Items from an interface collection
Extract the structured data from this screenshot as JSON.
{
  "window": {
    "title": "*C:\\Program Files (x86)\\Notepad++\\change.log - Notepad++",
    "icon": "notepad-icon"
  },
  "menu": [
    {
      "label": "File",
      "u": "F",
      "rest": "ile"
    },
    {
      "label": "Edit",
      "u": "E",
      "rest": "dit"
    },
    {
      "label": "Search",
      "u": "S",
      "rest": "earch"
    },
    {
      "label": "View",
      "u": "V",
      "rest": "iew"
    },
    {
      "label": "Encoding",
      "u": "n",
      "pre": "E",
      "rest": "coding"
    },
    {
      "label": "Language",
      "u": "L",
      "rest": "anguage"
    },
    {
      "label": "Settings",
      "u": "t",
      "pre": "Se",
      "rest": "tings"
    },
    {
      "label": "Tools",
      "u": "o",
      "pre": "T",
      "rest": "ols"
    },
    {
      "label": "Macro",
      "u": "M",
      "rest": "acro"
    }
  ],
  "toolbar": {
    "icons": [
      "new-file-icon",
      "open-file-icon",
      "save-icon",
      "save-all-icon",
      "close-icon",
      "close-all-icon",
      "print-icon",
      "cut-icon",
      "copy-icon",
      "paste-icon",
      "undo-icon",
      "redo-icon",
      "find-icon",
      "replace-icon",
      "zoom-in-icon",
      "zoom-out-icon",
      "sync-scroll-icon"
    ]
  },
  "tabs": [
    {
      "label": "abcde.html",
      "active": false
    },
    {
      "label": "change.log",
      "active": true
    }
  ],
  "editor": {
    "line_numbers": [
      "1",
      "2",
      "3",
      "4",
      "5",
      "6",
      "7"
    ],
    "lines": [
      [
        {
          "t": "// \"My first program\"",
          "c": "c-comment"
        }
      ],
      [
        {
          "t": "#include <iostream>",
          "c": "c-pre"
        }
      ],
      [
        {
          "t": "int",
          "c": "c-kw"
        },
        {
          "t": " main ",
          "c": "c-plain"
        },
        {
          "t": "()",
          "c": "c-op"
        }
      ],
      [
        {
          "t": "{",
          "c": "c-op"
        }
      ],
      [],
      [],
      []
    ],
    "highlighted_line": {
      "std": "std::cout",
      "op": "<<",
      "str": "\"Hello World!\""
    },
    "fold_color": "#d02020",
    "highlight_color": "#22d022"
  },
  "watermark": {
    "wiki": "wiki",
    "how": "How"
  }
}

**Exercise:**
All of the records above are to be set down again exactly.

**Task output:**
Extract the structured data from this screenshot as JSON.
{
  "window": {
    "title": "*C:\\Program Files (x86)\\Notepad++\\change.log - Notepad++",
    "icon": "notepad-icon"
  },
  "menu": [
    {
      "label": "File",
      "u": "F",
      "rest": "ile"
    },
    {
      "label": "Edit",
      "u": "E",
      "rest": "dit"
    },
    {
      "label": "Search",
      "u": "S",
      "rest": "earch"
    },
    {
      "label": "View",
      "u": "V",
      "rest": "iew"
    },
    {
      "label": "Encoding",
      "u": "n",
      "pre": "E",
      "rest": "coding"
    },
    {
      "label": "Language",
      "u": "L",
      "rest": "anguage"
    },
    {
      "label": "Settings",
      "u": "t",
      "pre": "Se",
      "rest": "tings"
    },
    {
      "label": "Tools",
      "u": "o",
      "pre": "T",
      "rest": "ols"
    },
    {
      "label": "Macro",
      "u": "M",
      "rest": "acro"
    }
  ],
  "toolbar": {
    "icons": [
      "new-file-icon",
      "open-file-icon",
      "save-icon",
      "save-all-icon",
      "close-icon",
      "close-all-icon",
      "print-icon",
      "cut-icon",
      "copy-icon",
      "paste-icon",
      "undo-icon",
      "redo-icon",
      "find-icon",
      "replace-icon",
      "zoom-in-icon",
      "zoom-out-icon",
      "sync-scroll-icon"
    ]
  },
  "tabs": [
    {
      "label": "abcde.html",
      "active": false
    },
    {
      "label": "change.log",
      "active": true
    }
  ],
  "editor": {
    "line_numbers": [
      "1",
      "2",
      "3",
      "4",
      "5",
      "6",
      "7"
    ],
    "lines": [
      [
        {
          "t": "// \"My first program\"",
          "c": "c-comment"
        }
      ],
      [
        {
          "t": "#include <iostream>",
          "c": "c-pre"
        }
      ],
      [
        {
          "t": "int",
          "c": "c-kw"
        },
        {
          "t": " main ",
          "c": "c-plain"
        },
        {
          "t": "()",
          "c": "c-op"
        }
      ],
      [
        {
          "t": "{",
          "c": "c-op"
        }
      ],
      [],
      [],
      []
    ],
    "highlighted_line": {
      "std": "std::cout",
      "op": "<<",
      "str": "\"Hello World!\""
    },
    "fold_color": "#d02020",
    "highlight_color": "#22d022"
  },
  "watermark": {
    "wiki": "wiki",
    "how": "How"
  }
}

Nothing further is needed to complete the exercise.